**Exercise objective:** All of the records that follow need to be copied word for word, without the pictures.

**Record excerpts:**

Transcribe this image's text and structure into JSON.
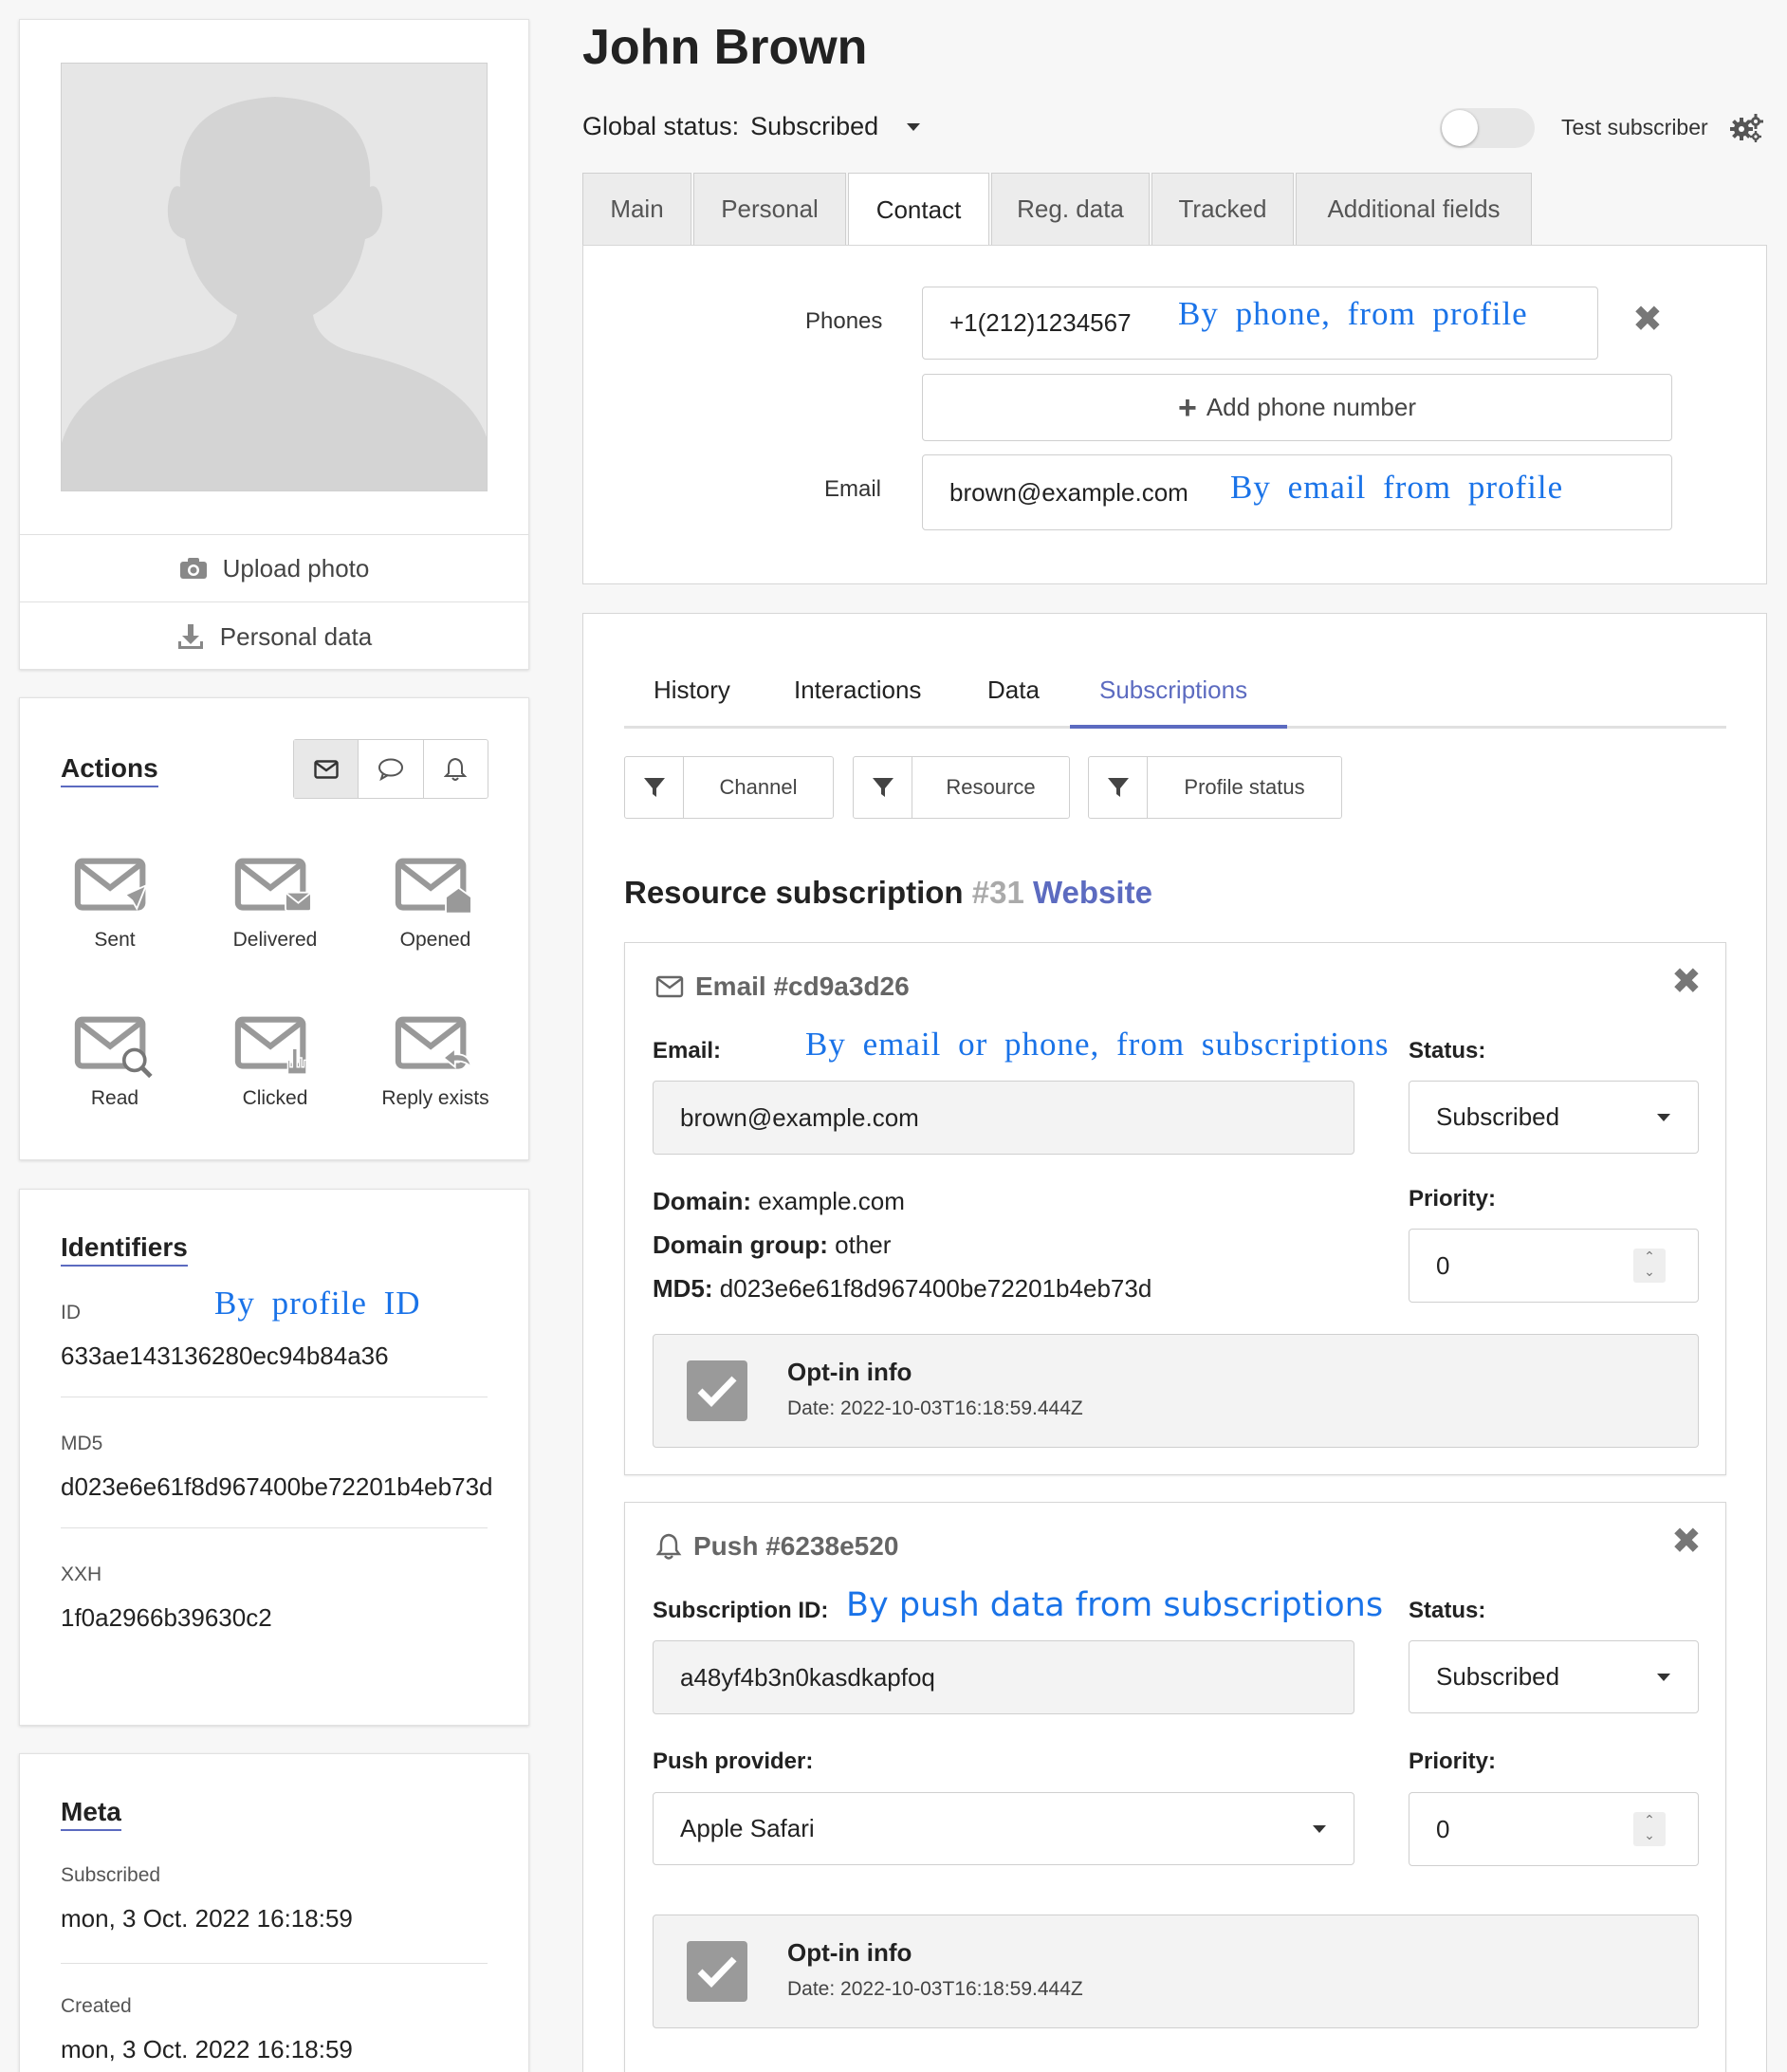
{
  "profile": {
    "name": "John Brown",
    "global_status_label": "Global status:",
    "global_status_value": "Subscribed",
    "test_subscriber_label": "Test subscriber",
    "test_subscriber_on": false
  },
  "left": {
    "upload_photo": "Upload photo",
    "personal_data": "Personal data",
    "actions": {
      "title": "Actions",
      "items": [
        {
          "label": "Sent",
          "icon": "envelope-sent-icon"
        },
        {
          "label": "Delivered",
          "icon": "envelope-delivered-icon"
        },
        {
          "label": "Opened",
          "icon": "envelope-opened-icon"
        },
        {
          "label": "Read",
          "icon": "envelope-read-icon"
        },
        {
          "label": "Clicked",
          "icon": "envelope-clicked-icon"
        },
        {
          "label": "Reply exists",
          "icon": "envelope-reply-icon"
        }
      ]
    },
    "identifiers": {
      "title": "Identifiers",
      "annotation": "By profile ID",
      "id_label": "ID",
      "id_value": "633ae143136280ec94b84a36",
      "md5_label": "MD5",
      "md5_value": "d023e6e61f8d967400be72201b4eb73d",
      "xxh_label": "XXH",
      "xxh_value": "1f0a2966b39630c2"
    },
    "meta": {
      "title": "Meta",
      "subscribed_label": "Subscribed",
      "subscribed_value": "mon, 3 Oct. 2022 16:18:59",
      "created_label": "Created",
      "created_value": "mon, 3 Oct. 2022 16:18:59"
    }
  },
  "tabs": [
    "Main",
    "Personal",
    "Contact",
    "Reg. data",
    "Tracked",
    "Additional fields"
  ],
  "contact": {
    "phones_label": "Phones",
    "phone_value": "+1(212)1234567",
    "phone_annotation": "By phone, from profile",
    "add_phone": "Add phone number",
    "email_label": "Email",
    "email_value": "brown@example.com",
    "email_annotation": "By email from profile"
  },
  "subtabs": [
    "History",
    "Interactions",
    "Data",
    "Subscriptions"
  ],
  "filters": [
    "Channel",
    "Resource",
    "Profile status"
  ],
  "resource": {
    "title": "Resource subscription",
    "id": "#31",
    "name": "Website"
  },
  "email_sub": {
    "header": "Email #cd9a3d26",
    "email_label": "Email:",
    "annotation": "By email or phone, from subscriptions",
    "email_value": "brown@example.com",
    "status_label": "Status:",
    "status_value": "Subscribed",
    "domain_label": "Domain:",
    "domain_value": "example.com",
    "group_label": "Domain group:",
    "group_value": "other",
    "md5_label": "MD5:",
    "md5_value": "d023e6e61f8d967400be72201b4eb73d",
    "priority_label": "Priority:",
    "priority_value": "0",
    "optin_title": "Opt-in info",
    "optin_date": "Date: 2022-10-03T16:18:59.444Z"
  },
  "push_sub": {
    "header": "Push #6238e520",
    "subid_label": "Subscription ID:",
    "annotation": "By push data from subscriptions",
    "subid_value": "a48yf4b3n0kasdkapfoq",
    "status_label": "Status:",
    "status_value": "Subscribed",
    "provider_label": "Push provider:",
    "provider_value": "Apple Safari",
    "priority_label": "Priority:",
    "priority_value": "0",
    "optin_title": "Opt-in info",
    "optin_date": "Date: 2022-10-03T16:18:59.444Z"
  },
  "colors": {
    "accent": "#5c6bc0",
    "annotation": "#1a73e8",
    "muted": "#9e9e9e"
  }
}
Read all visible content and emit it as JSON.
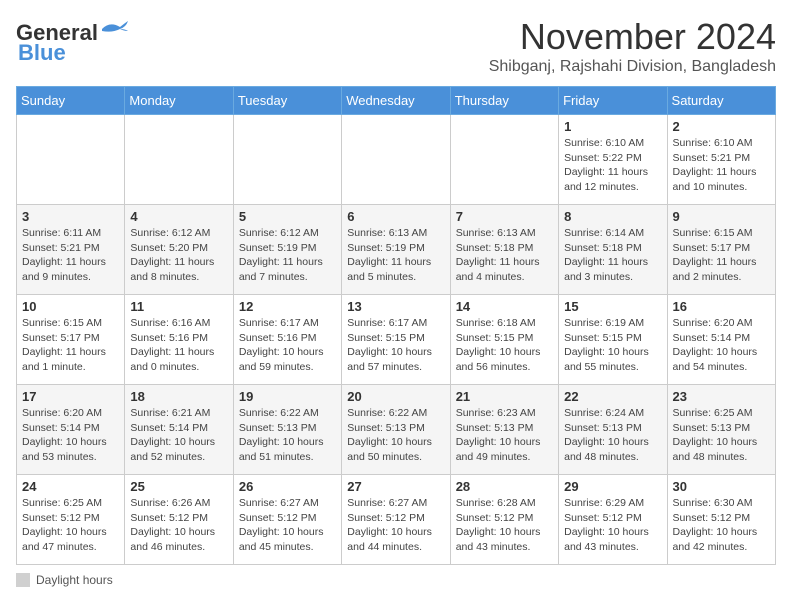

**Task output:**
Transcribe this image's text and structure into JSON.
{
  "profile": {
    "name": "John Brown",
    "global_status_label": "Global status:",
    "global_status_value": "Subscribed",
    "test_subscriber_label": "Test subscriber",
    "test_subscriber_on": false
  },
  "left": {
    "upload_photo": "Upload photo",
    "personal_data": "Personal data",
    "actions": {
      "title": "Actions",
      "items": [
        {
          "label": "Sent",
          "icon": "envelope-sent-icon"
        },
        {
          "label": "Delivered",
          "icon": "envelope-delivered-icon"
        },
        {
          "label": "Opened",
          "icon": "envelope-opened-icon"
        },
        {
          "label": "Read",
          "icon": "envelope-read-icon"
        },
        {
          "label": "Clicked",
          "icon": "envelope-clicked-icon"
        },
        {
          "label": "Reply exists",
          "icon": "envelope-reply-icon"
        }
      ]
    },
    "identifiers": {
      "title": "Identifiers",
      "annotation": "By profile ID",
      "id_label": "ID",
      "id_value": "633ae143136280ec94b84a36",
      "md5_label": "MD5",
      "md5_value": "d023e6e61f8d967400be72201b4eb73d",
      "xxh_label": "XXH",
      "xxh_value": "1f0a2966b39630c2"
    },
    "meta": {
      "title": "Meta",
      "subscribed_label": "Subscribed",
      "subscribed_value": "mon, 3 Oct. 2022 16:18:59",
      "created_label": "Created",
      "created_value": "mon, 3 Oct. 2022 16:18:59"
    }
  },
  "tabs": [
    "Main",
    "Personal",
    "Contact",
    "Reg. data",
    "Tracked",
    "Additional fields"
  ],
  "contact": {
    "phones_label": "Phones",
    "phone_value": "+1(212)1234567",
    "phone_annotation": "By phone, from profile",
    "add_phone": "Add phone number",
    "email_label": "Email",
    "email_value": "brown@example.com",
    "email_annotation": "By email from profile"
  },
  "subtabs": [
    "History",
    "Interactions",
    "Data",
    "Subscriptions"
  ],
  "filters": [
    "Channel",
    "Resource",
    "Profile status"
  ],
  "resource": {
    "title": "Resource subscription",
    "id": "#31",
    "name": "Website"
  },
  "email_sub": {
    "header": "Email #cd9a3d26",
    "email_label": "Email:",
    "annotation": "By email or phone, from subscriptions",
    "email_value": "brown@example.com",
    "status_label": "Status:",
    "status_value": "Subscribed",
    "domain_label": "Domain:",
    "domain_value": "example.com",
    "group_label": "Domain group:",
    "group_value": "other",
    "md5_label": "MD5:",
    "md5_value": "d023e6e61f8d967400be72201b4eb73d",
    "priority_label": "Priority:",
    "priority_value": "0",
    "optin_title": "Opt-in info",
    "optin_date": "Date: 2022-10-03T16:18:59.444Z"
  },
  "push_sub": {
    "header": "Push #6238e520",
    "subid_label": "Subscription ID:",
    "annotation": "By push data from subscriptions",
    "subid_value": "a48yf4b3n0kasdkapfoq",
    "status_label": "Status:",
    "status_value": "Subscribed",
    "provider_label": "Push provider:",
    "provider_value": "Apple Safari",
    "priority_label": "Priority:",
    "priority_value": "0",
    "optin_title": "Opt-in info",
    "optin_date": "Date: 2022-10-03T16:18:59.444Z"
  },
  "colors": {
    "accent": "#5c6bc0",
    "annotation": "#1a73e8",
    "muted": "#9e9e9e"
  }
}
Read all visible content and emit it as JSON.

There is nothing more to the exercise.